* **MATERIAL FOR THIS TASK**:
>>>>

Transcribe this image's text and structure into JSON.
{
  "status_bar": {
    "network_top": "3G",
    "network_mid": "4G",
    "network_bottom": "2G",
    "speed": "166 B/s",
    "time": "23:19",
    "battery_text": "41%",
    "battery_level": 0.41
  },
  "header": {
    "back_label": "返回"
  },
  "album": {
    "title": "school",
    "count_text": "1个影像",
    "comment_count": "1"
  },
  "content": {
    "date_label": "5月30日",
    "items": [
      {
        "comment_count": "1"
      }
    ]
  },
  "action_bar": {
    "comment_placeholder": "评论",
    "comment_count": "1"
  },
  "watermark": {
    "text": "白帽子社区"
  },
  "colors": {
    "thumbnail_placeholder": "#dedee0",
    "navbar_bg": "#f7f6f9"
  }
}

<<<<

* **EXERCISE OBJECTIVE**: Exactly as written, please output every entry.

* **TASK RESPONSE**:
Transcribe this image's text and structure into JSON.
{
  "status_bar": {
    "network_top": "3G",
    "network_mid": "4G",
    "network_bottom": "2G",
    "speed": "166 B/s",
    "time": "23:19",
    "battery_text": "41%",
    "battery_level": 0.41
  },
  "header": {
    "back_label": "返回"
  },
  "album": {
    "title": "school",
    "count_text": "1个影像",
    "comment_count": "1"
  },
  "content": {
    "date_label": "5月30日",
    "items": [
      {
        "comment_count": "1"
      }
    ]
  },
  "action_bar": {
    "comment_placeholder": "评论",
    "comment_count": "1"
  },
  "watermark": {
    "text": "白帽子社区"
  },
  "colors": {
    "thumbnail_placeholder": "#dedee0",
    "navbar_bg": "#f7f6f9"
  }
}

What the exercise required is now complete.